What’s horrifying about Ali Taylor’s modern-day update of Cathy Come Home, Ken Loach’s landmark TV play about UK homelessness, is the grinding inevitability of the chain of events that befalls latter-day Cathy (Cathy Owen). A single mother on a zero-hour cleaning contract who falls behind on the rent for her Ilford flat, her drop through the cracks of an over-stretched council housing system—until she’s sleeping on buses—reveals a gaping social crisis.
Designer Lucy Sierra’s set is shadowed by a huge, Jenga-style pile of bricks, ready to be knocked over by the cast. It’s a blunt metaphor for Cathy’s life. Owen imbues her with increasingly raw desperation as decades of rocketing rent and dwindling council housing wrench her from where she has grown up.
As Danielle, Cathy’s daughter, Hayley Wareham conveys fear and shame. Director Adrian Jackson’s production is uncompromising. Amy Loughton and Alex Jones play all of the other male and female roles, giving us sceptical council workers, unrelenting landlords and—a rarity—a kind bus driver. The majority of Taylor’s characters are emblematic of society, rather than individualised, but this is a play fiercely focused on the bigger picture.

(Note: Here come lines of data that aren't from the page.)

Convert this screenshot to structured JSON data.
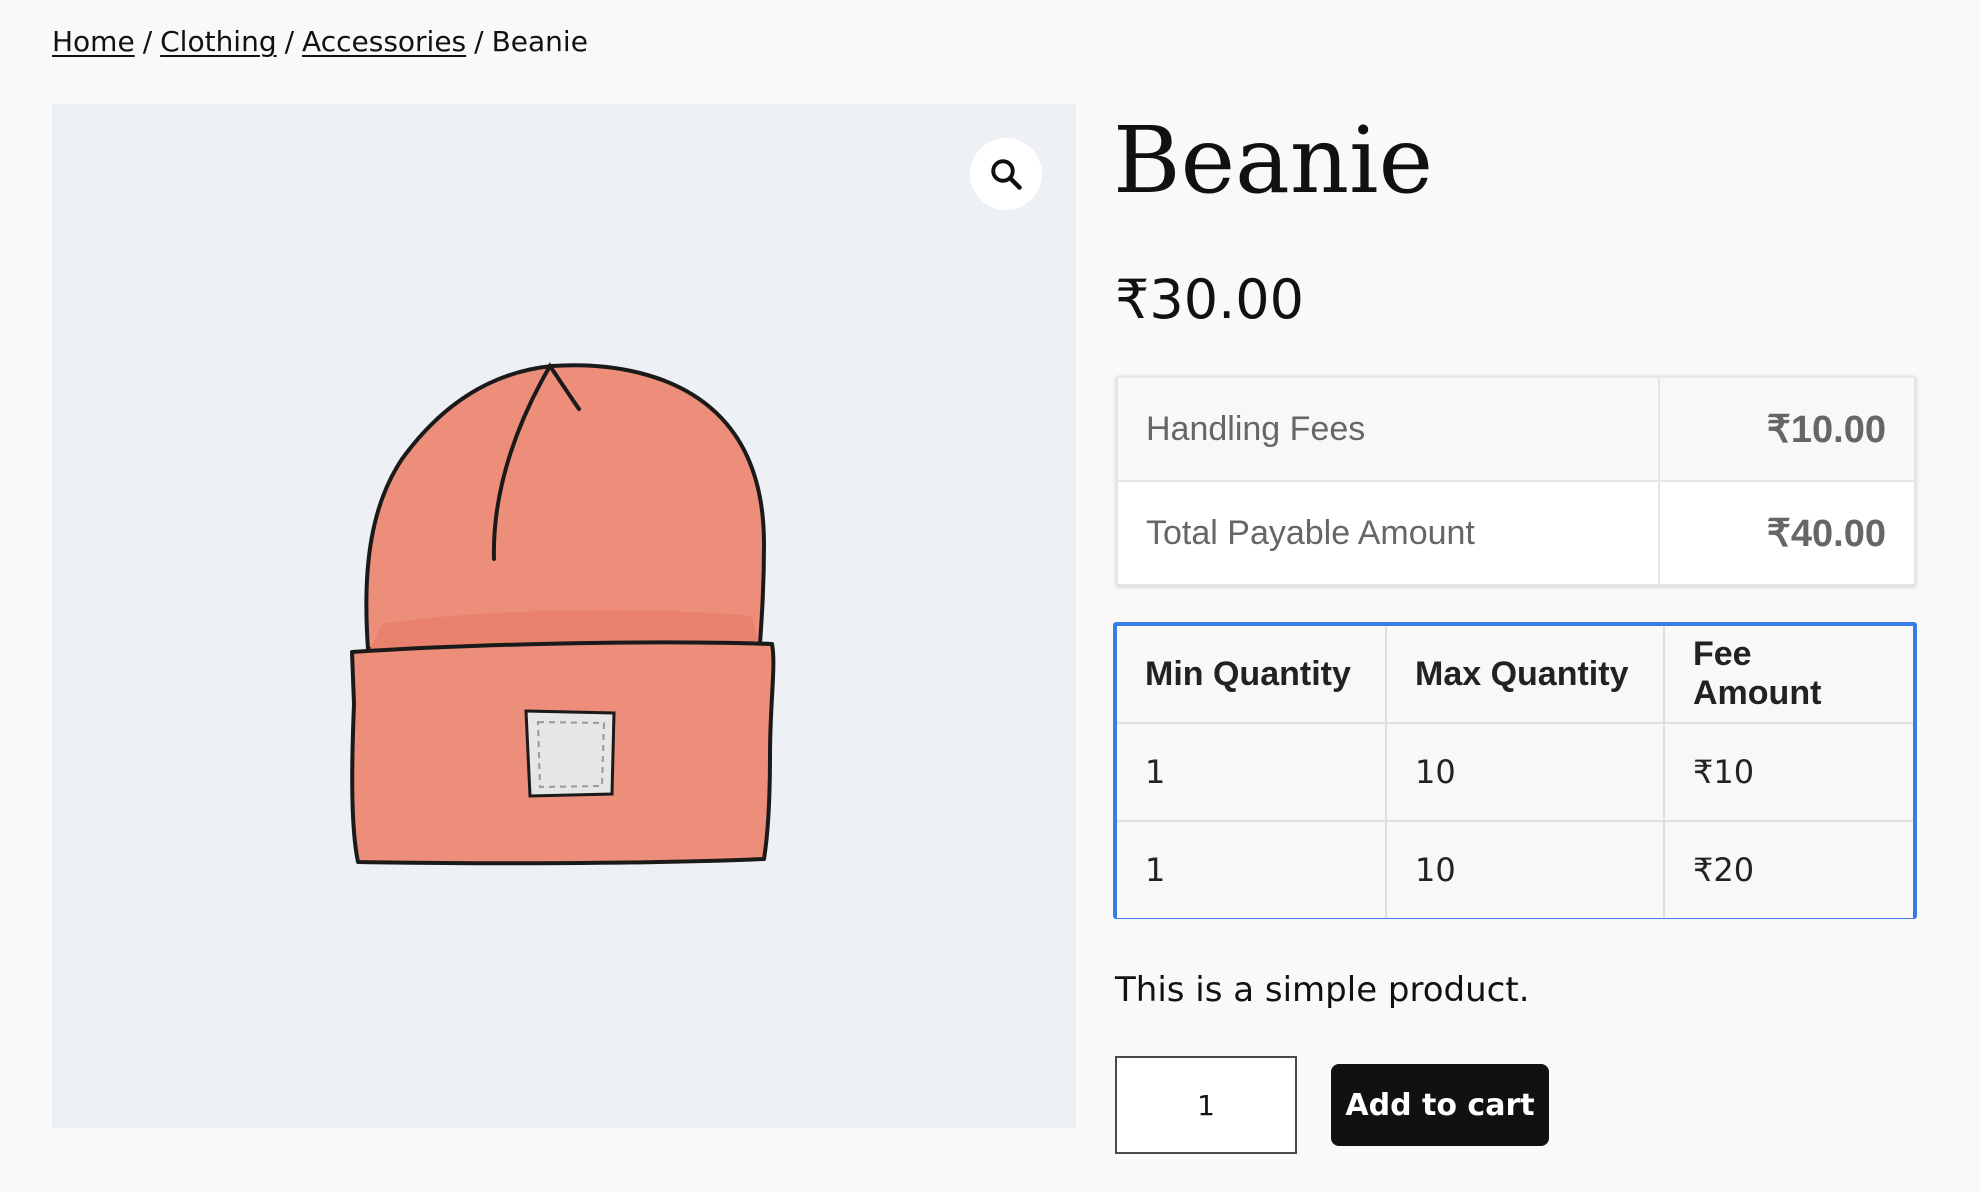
{
  "breadcrumb": {
    "items": [
      {
        "label": "Home"
      },
      {
        "label": "Clothing"
      },
      {
        "label": "Accessories"
      }
    ],
    "separator": "/",
    "current": "Beanie"
  },
  "gallery": {
    "zoom_icon": "magnifier-icon",
    "image_subject": "beanie"
  },
  "product": {
    "title": "Beanie",
    "price": "₹30.00",
    "description": "This is a simple product."
  },
  "fees": {
    "rows": [
      {
        "label": "Handling Fees",
        "amount": "₹10.00"
      },
      {
        "label": "Total Payable Amount",
        "amount": "₹40.00"
      }
    ]
  },
  "tiers": {
    "headers": [
      "Min Quantity",
      "Max Quantity",
      "Fee Amount"
    ],
    "rows": [
      [
        "1",
        "10",
        "₹10"
      ],
      [
        "1",
        "10",
        "₹20"
      ]
    ],
    "highlight_color": "#3a7be6"
  },
  "cart": {
    "quantity": "1",
    "add_label": "Add to cart"
  }
}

Activist theatre company Cardboard Citizens, who commissioned Cathy, have worked with homeless people to create productions that reflect the devastating effects of government policy and social changes on people’s lives for 25 years. This isn’t polished, perfect theatre. But that really isn’t the point. And what it lays bare feels vital in the aftermath of the Grenfell Tower fire.